#Organellewars and ‘Blogging about diseases’ were my two favorite projects.  I am hoping to get my entire science department involved in #organellewars this year when we teach about the cell. Upon a recent check of Twitter #organellewars, I noticed the Tweets have continued all through this past spring. The blogging about diseases inspired me to think about how I can use a class blog as an instrumental part of my science curriculum. I believe writing should be a central part of all academics and blogging is a great tool for critical thinking and reflection. Both Skype and Facebook would be interesting ways to open up the classroom to other parts of the country and world. Unless I found a really fantastic example, I do not believe I would use Snapchat in my classroom. The few projects I located using Snapchat offered little educational merit. This project opened my eyes to some great opportunities to bring social media into the science curriculum.

I would love to hear from other educators in the comments below about how they use social media in their science lessons.

Project or Problem-Based Learning

Annotated Bibliography – Project Based Learning

Project-based learning (PBL), sometimes called problem-based learning, has been a topic I have been interested in for the past few years.  Last year in my science classroom, I redesigned our school’s traditional science fair to fit the components of PBL.  Students, working collaboratively with a partner, were asked to:

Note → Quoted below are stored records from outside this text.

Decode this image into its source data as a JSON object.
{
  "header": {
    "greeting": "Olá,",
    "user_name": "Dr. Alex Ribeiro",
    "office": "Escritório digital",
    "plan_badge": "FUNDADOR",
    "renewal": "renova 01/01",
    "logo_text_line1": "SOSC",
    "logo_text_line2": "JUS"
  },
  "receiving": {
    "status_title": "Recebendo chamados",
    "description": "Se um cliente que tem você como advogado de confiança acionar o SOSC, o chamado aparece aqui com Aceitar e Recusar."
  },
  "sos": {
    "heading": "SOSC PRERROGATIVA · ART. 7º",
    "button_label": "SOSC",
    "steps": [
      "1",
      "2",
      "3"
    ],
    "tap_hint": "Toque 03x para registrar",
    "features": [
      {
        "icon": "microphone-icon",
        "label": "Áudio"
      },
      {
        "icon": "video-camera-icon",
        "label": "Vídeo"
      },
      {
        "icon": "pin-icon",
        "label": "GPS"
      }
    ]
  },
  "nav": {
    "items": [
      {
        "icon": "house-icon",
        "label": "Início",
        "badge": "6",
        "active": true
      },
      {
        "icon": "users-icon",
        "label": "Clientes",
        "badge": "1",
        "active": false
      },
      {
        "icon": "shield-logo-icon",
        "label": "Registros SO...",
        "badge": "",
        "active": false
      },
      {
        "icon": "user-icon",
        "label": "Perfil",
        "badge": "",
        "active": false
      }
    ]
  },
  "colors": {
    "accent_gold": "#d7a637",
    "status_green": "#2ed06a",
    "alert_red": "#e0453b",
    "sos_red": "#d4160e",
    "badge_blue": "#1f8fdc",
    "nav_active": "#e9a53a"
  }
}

  1. Write a driving question focused on making a change in their world
  2. Conduct research
  3. Write a research paper
  4. Create an informational action poster (Infographic)
  5. Create a presentation either in Powerpoint or Google Slides
  6.  Present their work to an audience

For the most part, things went very well.  The students (and the teacher:) concluded the project by writing their reflections of the entire process.

I chose project-based learning as the topic for my annotated bibliography because I hope to incorporate more PBL activities into my curriculum this year.  As I read the articles, it was interesting to note the various views of what PBL is. The core elements were basically the same, however, not all projects included all the components of PBL. I enjoyed reading the different studies ranging from a kindergarten class in the US to an undergraduate online class in Taiwan.

Two tools that I used to complete my annotated bibliography were Diigo and Zotero.  Zotero is a tool to help users collect, organize, cite, and share research sources. APA citations were a requirement of this assignment.  Zotero made that requirement fairly simple. Diigo is a social bookmarking, research, and knowledge sharing tool that I found very helpful.  Users of Diigo can upload articles, highlight, add notes, and share their annotations with other Diigo users.  I found this tool extremely helpful as I read each of the articles. Both Zotero and Diigo are web-based devices that I will continue to implement in the future.